The remaining public money SAC managed as of the end of 2013 (a figure that, at its peak, was roughly $16 billion) has largely been returned to outside investors, with the exception of some ancillary investments that are less easily liquidated, according to the memo.
The firm is undergoing a reorganization that includes shrinking the employee base to 850 from more than 1,000 and establishing four streamlined units: long-short equities, a division that once included three separate desks; macro, or globally themed, trading; quantitative trading; and a separate unit devoted to managing Cohen's private investments.
(Read more: SAC still on hook in insider trading probe: Source)
As part of the reorganization, SAC's stock-trading desk will be co-headed by Mike Ferrucci, who previously ran SAC's London office, and Phil Villhauer, who had led the firm's "execution," or trade completion, desk and who recently testified in the insider-trading trial of former SAC portfolio manager Mathew Martoma. (Martoma was convicted on three counts of securities fraud and conspiracy, and awaits sentencing.)
To bolster compliance at SAC's soon-to-be established family office, which will manage only private capital belonging to Cohen, his family members and certain senior employees, the company will establish what the memo refers to as a "chief surveillance officer."
SAC has also hired Doug Haynes, the memo adds, a veteran of McKinsey and General Electric, to "focus on all aspects of human capital development."

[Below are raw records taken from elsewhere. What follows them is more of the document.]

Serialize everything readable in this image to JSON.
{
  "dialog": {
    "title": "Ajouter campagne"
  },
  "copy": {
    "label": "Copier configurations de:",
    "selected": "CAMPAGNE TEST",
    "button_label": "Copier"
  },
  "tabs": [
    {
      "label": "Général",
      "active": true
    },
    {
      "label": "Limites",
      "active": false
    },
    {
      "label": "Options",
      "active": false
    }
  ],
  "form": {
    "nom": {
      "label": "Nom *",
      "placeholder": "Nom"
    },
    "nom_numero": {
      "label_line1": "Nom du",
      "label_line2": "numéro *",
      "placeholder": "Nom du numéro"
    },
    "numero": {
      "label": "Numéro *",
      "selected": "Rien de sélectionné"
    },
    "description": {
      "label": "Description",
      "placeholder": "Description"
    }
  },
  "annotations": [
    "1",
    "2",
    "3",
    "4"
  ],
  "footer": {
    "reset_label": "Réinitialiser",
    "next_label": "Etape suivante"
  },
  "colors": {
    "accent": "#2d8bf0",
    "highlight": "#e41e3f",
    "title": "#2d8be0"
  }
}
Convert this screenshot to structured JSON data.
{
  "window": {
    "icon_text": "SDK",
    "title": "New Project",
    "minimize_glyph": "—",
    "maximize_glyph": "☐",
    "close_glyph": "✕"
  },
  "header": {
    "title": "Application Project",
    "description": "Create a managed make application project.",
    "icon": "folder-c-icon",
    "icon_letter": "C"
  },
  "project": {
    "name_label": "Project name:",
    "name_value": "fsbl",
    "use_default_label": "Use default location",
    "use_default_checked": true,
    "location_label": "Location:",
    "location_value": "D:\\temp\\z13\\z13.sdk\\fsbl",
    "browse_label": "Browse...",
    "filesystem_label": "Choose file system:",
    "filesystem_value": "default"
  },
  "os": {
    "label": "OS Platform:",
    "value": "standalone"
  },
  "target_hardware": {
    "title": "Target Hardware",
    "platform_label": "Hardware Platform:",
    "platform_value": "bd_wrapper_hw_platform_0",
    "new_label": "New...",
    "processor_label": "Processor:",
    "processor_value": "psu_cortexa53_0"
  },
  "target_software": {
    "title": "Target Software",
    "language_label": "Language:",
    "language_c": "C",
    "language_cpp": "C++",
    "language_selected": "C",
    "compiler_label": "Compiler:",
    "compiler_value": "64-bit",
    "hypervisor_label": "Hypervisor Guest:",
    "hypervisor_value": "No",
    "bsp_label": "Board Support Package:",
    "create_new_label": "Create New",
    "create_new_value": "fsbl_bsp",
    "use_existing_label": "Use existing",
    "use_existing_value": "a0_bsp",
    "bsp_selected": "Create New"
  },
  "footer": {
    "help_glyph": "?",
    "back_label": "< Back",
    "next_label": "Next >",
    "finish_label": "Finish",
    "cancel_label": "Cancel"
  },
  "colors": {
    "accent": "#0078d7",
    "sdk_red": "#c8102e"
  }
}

SAC's memo did not put a figure on the assets under management it expects to oversee, but people familiar with the firm's operations expect it to be roughly $9 billion.
—By CNBC's Kate Kelly